Required work:
Across the entries below, how many lines contain the word "계정에서"? Give the number alone.

___ Provided information ___

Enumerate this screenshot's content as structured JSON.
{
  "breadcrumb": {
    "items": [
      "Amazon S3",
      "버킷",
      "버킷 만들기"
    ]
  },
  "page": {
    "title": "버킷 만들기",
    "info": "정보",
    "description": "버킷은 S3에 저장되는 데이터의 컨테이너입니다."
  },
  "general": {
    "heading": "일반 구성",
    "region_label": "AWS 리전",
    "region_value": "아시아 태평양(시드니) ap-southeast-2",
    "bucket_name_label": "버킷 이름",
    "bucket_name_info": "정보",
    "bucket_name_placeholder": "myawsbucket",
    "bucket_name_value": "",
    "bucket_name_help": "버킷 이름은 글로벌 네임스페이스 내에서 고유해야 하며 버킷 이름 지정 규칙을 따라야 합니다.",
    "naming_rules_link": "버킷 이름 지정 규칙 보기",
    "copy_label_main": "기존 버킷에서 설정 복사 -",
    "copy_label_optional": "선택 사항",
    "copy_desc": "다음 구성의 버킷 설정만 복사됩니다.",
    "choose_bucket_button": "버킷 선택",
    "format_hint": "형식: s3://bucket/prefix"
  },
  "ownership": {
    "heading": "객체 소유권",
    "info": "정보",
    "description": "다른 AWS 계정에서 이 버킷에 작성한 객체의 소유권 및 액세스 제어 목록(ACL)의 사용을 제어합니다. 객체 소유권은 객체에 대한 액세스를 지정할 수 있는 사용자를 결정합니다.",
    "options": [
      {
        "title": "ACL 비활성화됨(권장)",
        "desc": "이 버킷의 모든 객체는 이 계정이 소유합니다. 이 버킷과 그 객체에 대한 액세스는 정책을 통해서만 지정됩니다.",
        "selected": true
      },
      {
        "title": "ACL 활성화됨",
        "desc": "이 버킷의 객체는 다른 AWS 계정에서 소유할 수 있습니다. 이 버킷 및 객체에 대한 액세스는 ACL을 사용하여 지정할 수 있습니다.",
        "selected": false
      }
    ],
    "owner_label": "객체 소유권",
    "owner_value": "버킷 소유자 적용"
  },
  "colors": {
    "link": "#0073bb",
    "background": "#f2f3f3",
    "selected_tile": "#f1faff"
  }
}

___

Exercise response:
2